| TASK INSTRUCTIONS |
Search the entries for the word "image" and return every line where it is found.

[Data items]
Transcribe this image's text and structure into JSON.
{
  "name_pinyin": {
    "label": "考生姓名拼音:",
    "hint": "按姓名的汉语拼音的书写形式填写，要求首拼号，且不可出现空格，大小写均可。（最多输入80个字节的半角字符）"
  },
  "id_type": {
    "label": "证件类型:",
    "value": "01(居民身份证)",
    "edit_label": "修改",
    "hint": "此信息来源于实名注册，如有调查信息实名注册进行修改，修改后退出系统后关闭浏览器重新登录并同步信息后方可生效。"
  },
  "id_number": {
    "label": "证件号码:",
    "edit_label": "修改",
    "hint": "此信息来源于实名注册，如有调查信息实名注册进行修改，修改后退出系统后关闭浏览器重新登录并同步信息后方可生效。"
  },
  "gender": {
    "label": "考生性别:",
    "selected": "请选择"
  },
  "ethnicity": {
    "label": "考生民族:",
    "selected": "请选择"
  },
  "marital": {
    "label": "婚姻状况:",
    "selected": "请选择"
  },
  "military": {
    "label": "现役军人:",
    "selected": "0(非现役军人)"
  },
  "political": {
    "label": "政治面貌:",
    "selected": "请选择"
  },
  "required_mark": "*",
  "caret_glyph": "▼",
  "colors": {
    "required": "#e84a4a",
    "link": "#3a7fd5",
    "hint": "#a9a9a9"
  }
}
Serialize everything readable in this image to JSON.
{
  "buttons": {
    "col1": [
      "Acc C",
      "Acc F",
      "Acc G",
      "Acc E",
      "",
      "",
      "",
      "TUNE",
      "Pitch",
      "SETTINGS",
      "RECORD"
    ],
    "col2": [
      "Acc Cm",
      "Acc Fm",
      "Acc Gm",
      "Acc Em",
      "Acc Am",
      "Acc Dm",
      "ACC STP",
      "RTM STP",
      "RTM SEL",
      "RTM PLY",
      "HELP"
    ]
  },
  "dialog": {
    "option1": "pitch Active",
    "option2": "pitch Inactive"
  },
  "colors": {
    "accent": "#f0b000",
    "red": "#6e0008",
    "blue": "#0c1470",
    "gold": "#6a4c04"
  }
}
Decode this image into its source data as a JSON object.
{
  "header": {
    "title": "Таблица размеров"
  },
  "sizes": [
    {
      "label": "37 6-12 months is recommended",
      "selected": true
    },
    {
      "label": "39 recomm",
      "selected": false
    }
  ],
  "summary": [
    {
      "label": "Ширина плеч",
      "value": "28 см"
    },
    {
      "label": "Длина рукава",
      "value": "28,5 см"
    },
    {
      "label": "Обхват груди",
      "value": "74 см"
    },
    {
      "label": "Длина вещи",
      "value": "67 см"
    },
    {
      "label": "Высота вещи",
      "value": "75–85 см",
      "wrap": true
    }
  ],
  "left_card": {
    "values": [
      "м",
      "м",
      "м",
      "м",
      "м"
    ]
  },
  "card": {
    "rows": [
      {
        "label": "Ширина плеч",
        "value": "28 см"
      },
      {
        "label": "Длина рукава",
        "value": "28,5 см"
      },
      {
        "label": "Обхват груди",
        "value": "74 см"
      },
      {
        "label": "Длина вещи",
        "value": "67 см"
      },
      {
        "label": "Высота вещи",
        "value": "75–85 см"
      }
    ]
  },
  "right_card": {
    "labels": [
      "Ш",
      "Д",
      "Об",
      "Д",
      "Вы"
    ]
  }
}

| RESPONSE BOX |
Transcribe this image's text and structure into JSON.
Serialize everything readable in this image to JSON.
Decode this image into its source data as a JSON object.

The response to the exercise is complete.